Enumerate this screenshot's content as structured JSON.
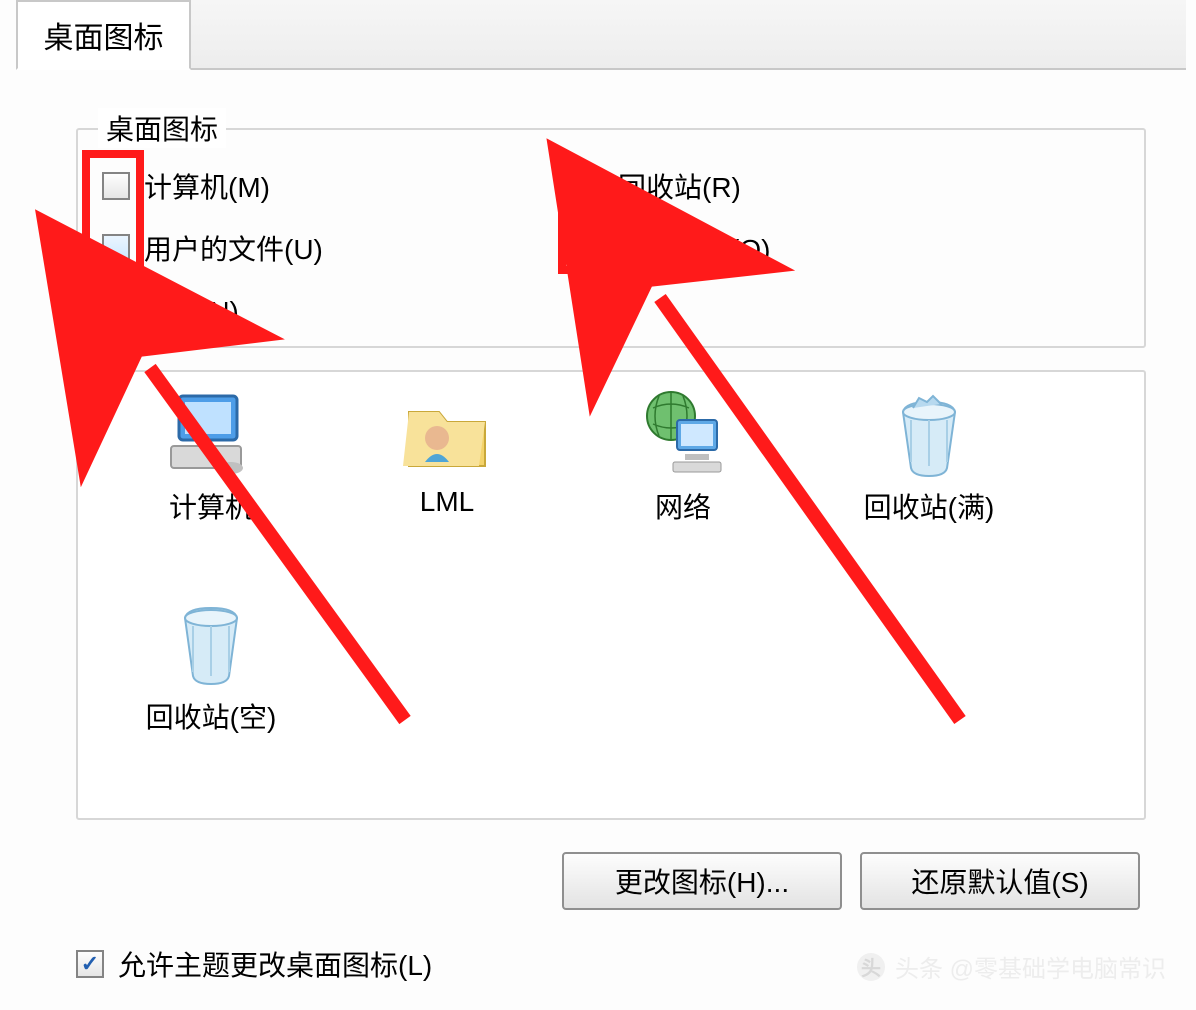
{
  "tab_label": "桌面图标",
  "group_title": "桌面图标",
  "checkboxes": {
    "computer": {
      "label": "计算机(M)",
      "checked": false
    },
    "userfiles": {
      "label": "用户的文件(U)",
      "checked": false
    },
    "network": {
      "label": "网络(N)",
      "checked": false
    },
    "recycle": {
      "label": "回收站(R)",
      "checked": true
    },
    "control": {
      "label": "控制面板(O)",
      "checked": false
    }
  },
  "icons": {
    "computer": "计算机",
    "user": "LML",
    "network": "网络",
    "recycle_full": "回收站(满)",
    "recycle_empty": "回收站(空)"
  },
  "buttons": {
    "change_icon": "更改图标(H)...",
    "restore_default": "还原默认值(S)"
  },
  "allow_themes_label": "允许主题更改桌面图标(L)",
  "allow_themes_checked": true,
  "watermark": "头条 @零基础学电脑常识"
}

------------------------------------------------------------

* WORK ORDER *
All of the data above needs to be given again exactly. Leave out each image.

* ANSWER SECTION *
Enumerate this screenshot's content as structured JSON.
{
  "tab_label": "桌面图标",
  "group_title": "桌面图标",
  "checkboxes": {
    "computer": {
      "label": "计算机(M)",
      "checked": false
    },
    "userfiles": {
      "label": "用户的文件(U)",
      "checked": false
    },
    "network": {
      "label": "网络(N)",
      "checked": false
    },
    "recycle": {
      "label": "回收站(R)",
      "checked": true
    },
    "control": {
      "label": "控制面板(O)",
      "checked": false
    }
  },
  "icons": {
    "computer": "计算机",
    "user": "LML",
    "network": "网络",
    "recycle_full": "回收站(满)",
    "recycle_empty": "回收站(空)"
  },
  "buttons": {
    "change_icon": "更改图标(H)...",
    "restore_default": "还原默认值(S)"
  },
  "allow_themes_label": "允许主题更改桌面图标(L)",
  "allow_themes_checked": true,
  "watermark": "头条 @零基础学电脑常识"
}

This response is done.